Giles Radice's Medicines Information Bill is due its Second Reading tomorrow. Health ministers will be seeking significant - but as yet unspecified - changes to it. But Virginia Bottomley, the Secretary of State for Health, has declared herself sympathetic to its aims and will give it 'a fair wind'.
The decision not to oppose the Bill was welcomed yesterday by Mr Radice who said his bottom line was that the medicines' licensing authority 'should have to give reasons for its decisions'.
At present, Mr Radice said, the law prevents information such as the results of safety studies and trials being disclosed, denying the public reasons why a drug has been licensed, suspended or revoked. Any Bill that did not result in the reasons for such decisions being disclosed 'wouldn't be worth a light', he said.

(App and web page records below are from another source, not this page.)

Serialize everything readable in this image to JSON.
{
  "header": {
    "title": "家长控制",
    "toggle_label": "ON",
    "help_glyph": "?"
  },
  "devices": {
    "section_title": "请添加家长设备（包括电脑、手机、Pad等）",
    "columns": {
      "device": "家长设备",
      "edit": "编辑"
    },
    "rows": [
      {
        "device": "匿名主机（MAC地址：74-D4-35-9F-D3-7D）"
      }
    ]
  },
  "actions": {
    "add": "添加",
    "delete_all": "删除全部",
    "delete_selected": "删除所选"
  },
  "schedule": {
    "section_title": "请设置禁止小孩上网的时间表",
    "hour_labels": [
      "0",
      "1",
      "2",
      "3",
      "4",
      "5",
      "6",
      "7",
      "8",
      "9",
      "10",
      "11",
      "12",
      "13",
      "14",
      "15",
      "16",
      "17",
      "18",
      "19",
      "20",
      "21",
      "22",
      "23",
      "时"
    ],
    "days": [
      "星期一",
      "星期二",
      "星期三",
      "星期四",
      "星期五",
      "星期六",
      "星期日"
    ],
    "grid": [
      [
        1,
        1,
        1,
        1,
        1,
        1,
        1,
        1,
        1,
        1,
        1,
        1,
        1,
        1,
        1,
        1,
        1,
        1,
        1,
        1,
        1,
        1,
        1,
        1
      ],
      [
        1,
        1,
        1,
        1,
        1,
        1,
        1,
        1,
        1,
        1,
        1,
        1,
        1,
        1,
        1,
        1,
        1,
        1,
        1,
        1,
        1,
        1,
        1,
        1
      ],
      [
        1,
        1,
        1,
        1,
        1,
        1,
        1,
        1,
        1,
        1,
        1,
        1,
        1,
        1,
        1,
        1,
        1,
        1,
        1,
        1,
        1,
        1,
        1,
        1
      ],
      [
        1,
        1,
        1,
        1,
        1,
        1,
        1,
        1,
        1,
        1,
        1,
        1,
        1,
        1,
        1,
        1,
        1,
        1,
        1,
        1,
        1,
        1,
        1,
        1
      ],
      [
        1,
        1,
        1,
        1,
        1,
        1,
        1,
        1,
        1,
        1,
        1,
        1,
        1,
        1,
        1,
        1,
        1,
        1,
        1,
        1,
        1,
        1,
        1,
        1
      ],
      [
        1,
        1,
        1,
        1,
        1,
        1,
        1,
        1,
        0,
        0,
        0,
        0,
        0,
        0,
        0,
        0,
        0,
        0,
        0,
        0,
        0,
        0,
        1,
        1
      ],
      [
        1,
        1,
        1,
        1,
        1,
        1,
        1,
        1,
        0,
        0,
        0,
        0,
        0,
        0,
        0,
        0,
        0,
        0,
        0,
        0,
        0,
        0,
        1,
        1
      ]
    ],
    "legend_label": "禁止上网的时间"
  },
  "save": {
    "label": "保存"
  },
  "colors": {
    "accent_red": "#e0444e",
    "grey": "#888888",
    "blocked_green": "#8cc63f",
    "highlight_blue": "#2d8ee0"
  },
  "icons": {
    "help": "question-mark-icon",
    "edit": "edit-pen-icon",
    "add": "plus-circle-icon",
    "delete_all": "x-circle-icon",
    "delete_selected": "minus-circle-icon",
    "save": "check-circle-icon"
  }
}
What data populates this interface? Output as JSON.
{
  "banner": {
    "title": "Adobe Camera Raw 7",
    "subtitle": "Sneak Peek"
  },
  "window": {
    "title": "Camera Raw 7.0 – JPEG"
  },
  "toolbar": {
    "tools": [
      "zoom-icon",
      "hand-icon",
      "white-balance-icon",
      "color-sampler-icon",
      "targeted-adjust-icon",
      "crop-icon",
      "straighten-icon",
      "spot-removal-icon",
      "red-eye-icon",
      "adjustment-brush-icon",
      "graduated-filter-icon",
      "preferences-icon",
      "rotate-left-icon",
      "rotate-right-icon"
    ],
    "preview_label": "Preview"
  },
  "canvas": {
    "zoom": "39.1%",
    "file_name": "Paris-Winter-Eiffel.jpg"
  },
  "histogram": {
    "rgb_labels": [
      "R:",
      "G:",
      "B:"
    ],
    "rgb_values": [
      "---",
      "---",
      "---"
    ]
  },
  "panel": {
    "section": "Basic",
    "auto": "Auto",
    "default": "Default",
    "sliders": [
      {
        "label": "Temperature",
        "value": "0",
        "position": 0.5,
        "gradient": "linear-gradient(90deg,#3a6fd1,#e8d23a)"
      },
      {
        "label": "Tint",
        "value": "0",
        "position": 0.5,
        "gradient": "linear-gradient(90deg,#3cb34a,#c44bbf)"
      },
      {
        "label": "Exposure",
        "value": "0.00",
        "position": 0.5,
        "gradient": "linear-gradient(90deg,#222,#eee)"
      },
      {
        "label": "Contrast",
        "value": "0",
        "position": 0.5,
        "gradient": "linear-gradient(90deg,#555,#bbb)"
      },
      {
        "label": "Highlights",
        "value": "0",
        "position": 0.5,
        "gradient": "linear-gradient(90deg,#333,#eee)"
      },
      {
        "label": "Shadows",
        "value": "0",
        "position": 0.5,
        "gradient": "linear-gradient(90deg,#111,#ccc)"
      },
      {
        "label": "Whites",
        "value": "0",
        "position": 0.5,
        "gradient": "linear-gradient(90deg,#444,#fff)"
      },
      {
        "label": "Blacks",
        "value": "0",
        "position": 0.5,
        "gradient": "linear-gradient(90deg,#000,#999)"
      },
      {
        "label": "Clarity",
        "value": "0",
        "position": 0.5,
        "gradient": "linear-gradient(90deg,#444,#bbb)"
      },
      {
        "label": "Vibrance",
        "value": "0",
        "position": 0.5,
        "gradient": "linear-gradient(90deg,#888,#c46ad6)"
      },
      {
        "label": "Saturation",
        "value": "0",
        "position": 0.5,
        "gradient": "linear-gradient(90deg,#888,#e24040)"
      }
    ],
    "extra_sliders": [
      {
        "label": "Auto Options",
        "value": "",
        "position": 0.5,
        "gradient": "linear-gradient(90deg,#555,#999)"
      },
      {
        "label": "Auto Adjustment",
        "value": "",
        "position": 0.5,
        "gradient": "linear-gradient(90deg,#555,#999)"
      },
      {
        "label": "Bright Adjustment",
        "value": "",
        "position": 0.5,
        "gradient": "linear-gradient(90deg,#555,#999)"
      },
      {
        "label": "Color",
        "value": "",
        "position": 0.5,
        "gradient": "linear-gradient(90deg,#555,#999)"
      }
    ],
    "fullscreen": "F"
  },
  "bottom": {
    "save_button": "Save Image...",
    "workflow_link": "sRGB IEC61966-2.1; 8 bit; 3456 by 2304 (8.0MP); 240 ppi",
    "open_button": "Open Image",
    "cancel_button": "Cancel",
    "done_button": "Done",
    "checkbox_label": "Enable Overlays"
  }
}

The Bill has cross-party backing and support from the British Medical Association, the Consumers' Association and the Campaign for Freedom of Information which sees it as the first of the Government's promises of more open government.
The Association of the British Pharmaceutical Industry, however, is bitterly opposed to the measure, arguing it will lead to commercially valuable information being disclosed. Companies will seek licences in Europe not Britain as the new Europe-wide licensing system comes in under the single market, thus denying the NHS early access to improved medicines. It argues that the Bill would be 'a charter for foreign copyists' of drugs and for counterfeiters.
The industry has lobbied hard with Michael Heseltine, President of the Board of Trade, and William Waldegrave, who is responsible both for science and open government, warning that future investment could go elsewhere in Europe, damaging jobs and Britain's pounds 1.2bn pharmaceuticals trade 'surplus' in the long term.Reuse content